Let’s also watch and see what that means because it could be an acceleration in investment in the short term so you have less operating costs moving forward. IT leaders are looking at analytical packages to help them get to more efficient care models. And that may be absolutely necessary because of reduced reimbursements.

Sometimes you spend money to make money and sometimes you spend money to save money. It's part of that maturity cycle where we've seen, moving from an investment in heavy technology platforms to more of an investment in the analytical and use of information to both diagnose and improve care, as well as find administrative and operational savings. 

FH: There are so many health apps, and with the FDA signaling changes to the way it regulates digital health technology that trend is likely to continue. But a lot of apps aren’t well-tested. How do providers navigate that?

HW: If you look at the applications on the consumer side and health model side, people are engaged and then they lapse. But a lot of the information and some of the data can be useful to the medical model from an integration standpoint.

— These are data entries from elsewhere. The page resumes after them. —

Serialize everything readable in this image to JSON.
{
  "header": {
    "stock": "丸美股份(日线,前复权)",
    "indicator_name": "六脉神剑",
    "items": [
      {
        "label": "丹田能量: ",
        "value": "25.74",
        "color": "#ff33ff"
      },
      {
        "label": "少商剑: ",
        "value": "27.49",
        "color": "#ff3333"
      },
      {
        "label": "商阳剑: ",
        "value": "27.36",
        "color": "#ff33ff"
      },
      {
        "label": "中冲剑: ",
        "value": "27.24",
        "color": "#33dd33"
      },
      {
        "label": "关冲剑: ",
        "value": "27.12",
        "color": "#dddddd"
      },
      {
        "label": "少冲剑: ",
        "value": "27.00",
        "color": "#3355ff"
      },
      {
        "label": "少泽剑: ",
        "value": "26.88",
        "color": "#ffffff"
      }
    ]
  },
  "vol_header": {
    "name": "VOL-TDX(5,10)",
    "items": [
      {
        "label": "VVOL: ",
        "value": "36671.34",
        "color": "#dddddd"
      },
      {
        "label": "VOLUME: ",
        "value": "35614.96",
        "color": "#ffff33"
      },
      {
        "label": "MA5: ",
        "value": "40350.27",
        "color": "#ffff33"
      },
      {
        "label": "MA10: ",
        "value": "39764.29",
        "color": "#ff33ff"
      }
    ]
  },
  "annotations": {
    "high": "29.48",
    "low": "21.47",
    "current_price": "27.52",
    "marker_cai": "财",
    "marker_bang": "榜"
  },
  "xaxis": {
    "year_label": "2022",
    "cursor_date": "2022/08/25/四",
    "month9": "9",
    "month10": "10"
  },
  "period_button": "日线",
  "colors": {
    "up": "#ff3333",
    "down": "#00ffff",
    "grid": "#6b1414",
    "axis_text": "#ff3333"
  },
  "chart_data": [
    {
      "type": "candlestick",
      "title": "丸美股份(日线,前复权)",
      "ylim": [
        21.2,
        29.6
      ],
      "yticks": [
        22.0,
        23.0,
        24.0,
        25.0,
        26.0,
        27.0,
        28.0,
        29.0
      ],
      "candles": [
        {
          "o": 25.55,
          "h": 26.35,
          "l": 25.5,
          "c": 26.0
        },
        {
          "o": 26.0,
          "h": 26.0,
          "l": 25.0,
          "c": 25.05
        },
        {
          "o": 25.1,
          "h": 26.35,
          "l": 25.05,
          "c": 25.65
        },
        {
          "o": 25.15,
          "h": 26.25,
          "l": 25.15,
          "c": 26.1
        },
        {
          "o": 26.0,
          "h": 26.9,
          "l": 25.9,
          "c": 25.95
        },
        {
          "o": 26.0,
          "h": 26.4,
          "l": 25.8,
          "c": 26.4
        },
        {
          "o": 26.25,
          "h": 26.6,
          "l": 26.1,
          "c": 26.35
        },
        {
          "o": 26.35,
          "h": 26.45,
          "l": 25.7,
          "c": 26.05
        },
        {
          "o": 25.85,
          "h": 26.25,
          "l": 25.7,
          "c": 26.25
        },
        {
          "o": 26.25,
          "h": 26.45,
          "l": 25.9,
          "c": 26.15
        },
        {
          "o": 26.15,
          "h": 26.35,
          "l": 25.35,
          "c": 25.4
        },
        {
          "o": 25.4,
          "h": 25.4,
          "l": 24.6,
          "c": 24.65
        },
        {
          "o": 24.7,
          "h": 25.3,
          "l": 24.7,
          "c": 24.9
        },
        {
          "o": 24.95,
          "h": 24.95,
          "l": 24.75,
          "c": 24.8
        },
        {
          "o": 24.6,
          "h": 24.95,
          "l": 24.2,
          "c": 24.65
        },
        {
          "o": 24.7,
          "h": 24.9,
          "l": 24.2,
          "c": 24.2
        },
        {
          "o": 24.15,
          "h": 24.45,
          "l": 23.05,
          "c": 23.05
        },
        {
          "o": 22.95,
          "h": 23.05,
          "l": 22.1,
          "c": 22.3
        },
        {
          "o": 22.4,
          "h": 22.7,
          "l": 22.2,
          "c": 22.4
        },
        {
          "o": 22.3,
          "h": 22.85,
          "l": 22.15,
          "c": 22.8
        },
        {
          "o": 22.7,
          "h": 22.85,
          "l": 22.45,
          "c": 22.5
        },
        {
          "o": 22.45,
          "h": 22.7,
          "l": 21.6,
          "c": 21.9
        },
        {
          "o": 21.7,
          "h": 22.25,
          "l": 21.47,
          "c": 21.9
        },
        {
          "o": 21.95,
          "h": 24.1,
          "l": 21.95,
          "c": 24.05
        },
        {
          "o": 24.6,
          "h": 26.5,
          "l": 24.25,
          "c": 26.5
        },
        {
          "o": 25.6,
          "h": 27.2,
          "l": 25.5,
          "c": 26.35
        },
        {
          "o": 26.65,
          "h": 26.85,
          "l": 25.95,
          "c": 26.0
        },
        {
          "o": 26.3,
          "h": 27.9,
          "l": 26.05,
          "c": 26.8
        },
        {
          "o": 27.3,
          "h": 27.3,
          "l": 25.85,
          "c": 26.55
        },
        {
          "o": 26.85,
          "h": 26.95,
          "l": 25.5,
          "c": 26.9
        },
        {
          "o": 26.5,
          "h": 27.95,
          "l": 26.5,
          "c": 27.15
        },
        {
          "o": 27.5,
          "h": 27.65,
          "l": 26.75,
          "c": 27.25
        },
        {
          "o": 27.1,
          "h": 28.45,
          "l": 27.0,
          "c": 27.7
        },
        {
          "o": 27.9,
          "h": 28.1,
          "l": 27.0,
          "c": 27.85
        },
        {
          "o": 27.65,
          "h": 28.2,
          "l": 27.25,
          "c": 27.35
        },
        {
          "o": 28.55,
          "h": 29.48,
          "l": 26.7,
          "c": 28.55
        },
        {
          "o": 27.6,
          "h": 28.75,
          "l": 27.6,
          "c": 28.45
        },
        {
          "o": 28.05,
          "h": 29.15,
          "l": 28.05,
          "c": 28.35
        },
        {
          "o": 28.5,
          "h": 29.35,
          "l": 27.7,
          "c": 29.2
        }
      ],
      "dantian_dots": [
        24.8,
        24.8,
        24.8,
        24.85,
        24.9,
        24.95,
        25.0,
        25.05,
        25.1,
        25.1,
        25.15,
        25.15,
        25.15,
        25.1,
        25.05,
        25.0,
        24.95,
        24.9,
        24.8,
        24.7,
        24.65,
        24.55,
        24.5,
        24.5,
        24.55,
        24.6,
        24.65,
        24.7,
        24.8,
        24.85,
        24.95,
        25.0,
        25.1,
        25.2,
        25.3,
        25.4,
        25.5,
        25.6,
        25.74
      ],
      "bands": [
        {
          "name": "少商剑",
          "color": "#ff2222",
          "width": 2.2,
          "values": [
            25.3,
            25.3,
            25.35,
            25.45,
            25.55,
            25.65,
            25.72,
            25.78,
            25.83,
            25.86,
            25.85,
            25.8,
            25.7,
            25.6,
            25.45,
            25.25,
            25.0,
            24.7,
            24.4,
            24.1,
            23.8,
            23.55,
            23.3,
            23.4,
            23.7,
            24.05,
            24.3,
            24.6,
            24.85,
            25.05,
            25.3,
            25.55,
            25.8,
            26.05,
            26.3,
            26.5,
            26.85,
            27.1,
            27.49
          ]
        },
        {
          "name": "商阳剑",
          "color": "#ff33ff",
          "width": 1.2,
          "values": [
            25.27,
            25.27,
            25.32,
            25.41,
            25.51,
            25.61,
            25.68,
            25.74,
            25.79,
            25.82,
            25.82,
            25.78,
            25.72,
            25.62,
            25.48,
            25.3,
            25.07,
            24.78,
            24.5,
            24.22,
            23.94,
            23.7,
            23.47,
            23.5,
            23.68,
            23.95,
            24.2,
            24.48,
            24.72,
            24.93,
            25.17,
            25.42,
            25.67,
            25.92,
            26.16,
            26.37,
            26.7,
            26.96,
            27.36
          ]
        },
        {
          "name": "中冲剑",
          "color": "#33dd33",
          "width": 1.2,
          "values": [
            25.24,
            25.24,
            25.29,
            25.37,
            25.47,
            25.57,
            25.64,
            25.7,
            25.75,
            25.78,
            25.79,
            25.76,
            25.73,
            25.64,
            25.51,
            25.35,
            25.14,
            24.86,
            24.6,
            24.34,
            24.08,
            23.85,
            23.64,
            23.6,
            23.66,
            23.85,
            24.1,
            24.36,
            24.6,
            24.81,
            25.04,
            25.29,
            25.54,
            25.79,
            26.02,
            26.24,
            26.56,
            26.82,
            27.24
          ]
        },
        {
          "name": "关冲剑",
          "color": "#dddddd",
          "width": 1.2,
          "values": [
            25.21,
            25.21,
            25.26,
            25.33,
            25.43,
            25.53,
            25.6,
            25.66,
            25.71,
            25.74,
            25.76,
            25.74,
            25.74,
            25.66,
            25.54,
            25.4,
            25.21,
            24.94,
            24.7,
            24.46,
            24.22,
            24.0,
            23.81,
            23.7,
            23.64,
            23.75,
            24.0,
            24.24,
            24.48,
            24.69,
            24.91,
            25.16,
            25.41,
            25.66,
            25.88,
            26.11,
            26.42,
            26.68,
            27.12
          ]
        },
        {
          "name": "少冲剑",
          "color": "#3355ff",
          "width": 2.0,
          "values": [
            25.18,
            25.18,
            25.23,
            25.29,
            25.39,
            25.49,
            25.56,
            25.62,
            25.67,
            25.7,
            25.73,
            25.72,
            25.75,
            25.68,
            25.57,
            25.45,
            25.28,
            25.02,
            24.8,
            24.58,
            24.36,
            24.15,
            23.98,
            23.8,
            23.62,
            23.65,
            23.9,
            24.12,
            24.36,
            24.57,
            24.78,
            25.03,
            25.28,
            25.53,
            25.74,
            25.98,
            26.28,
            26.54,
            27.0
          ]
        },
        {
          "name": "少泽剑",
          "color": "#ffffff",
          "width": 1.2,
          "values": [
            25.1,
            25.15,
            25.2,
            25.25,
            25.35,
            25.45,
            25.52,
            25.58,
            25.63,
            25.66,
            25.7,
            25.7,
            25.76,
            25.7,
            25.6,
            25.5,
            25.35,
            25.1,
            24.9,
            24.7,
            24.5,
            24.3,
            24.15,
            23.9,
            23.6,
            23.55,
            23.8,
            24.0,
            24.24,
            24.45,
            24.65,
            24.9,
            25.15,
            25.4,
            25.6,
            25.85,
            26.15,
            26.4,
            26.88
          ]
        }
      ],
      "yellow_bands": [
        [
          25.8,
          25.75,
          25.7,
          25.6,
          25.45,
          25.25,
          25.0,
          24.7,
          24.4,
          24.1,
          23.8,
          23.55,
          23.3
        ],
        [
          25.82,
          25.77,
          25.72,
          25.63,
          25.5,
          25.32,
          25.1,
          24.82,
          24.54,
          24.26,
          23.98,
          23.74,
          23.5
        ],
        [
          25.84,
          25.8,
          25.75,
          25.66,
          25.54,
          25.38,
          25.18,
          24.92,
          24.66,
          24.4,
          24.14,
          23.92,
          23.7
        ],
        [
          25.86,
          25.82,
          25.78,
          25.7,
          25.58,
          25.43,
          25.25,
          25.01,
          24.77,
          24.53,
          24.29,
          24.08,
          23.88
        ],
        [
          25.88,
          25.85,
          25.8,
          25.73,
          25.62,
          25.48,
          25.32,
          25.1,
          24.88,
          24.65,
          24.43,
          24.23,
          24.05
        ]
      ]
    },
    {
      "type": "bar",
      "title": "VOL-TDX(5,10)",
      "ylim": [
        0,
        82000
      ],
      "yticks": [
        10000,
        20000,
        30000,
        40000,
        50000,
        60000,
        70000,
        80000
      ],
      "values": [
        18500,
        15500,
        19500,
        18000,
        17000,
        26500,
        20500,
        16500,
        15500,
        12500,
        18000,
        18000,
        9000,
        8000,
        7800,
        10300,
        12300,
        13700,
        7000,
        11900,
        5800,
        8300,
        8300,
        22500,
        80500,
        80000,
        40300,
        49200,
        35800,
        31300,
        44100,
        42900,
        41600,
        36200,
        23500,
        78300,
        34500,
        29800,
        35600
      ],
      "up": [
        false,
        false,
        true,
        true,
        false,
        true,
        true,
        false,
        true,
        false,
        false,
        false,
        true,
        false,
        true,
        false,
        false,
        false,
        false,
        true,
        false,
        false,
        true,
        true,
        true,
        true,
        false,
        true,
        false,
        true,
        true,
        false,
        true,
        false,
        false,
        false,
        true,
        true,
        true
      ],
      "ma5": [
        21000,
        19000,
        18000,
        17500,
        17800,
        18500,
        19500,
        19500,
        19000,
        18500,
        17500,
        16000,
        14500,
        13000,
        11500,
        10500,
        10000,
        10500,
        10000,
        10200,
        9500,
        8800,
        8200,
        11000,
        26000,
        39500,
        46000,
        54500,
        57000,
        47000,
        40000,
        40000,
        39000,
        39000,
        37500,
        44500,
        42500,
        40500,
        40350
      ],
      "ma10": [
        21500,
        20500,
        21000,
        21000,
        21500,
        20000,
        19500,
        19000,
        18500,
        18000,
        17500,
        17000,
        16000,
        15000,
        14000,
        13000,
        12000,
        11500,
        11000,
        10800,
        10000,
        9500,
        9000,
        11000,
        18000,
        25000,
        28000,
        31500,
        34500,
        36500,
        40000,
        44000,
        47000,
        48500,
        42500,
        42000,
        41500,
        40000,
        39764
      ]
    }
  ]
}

I think what the FDA is trying got do is find a balance between critical information that needs to be protected and that impacts care delivery directly or decision points—which has always been the goal—versus information that can help guide and direct what a person does.

I think when you look at the development and speed at which innovation is coming it got pretty binary for a little bit. We’re learning there are some nuances here and it's allowing a little bit of flexibility that requires open discussion. It doesn’t mean you open the floodgates and walk away—it’s just nuance that allows us to have a conversation, which is first and foremost, protect the information of the patient. Secondly, make sure the information being used isn’t used in such a way that it creates harm. And third, do all you can to create the flexibility of innovation.

All of those three things are going to rub against each other for all the right reasons, but we need to be very vigilant. 

Editor's note: This interview has been edited for length and clarity.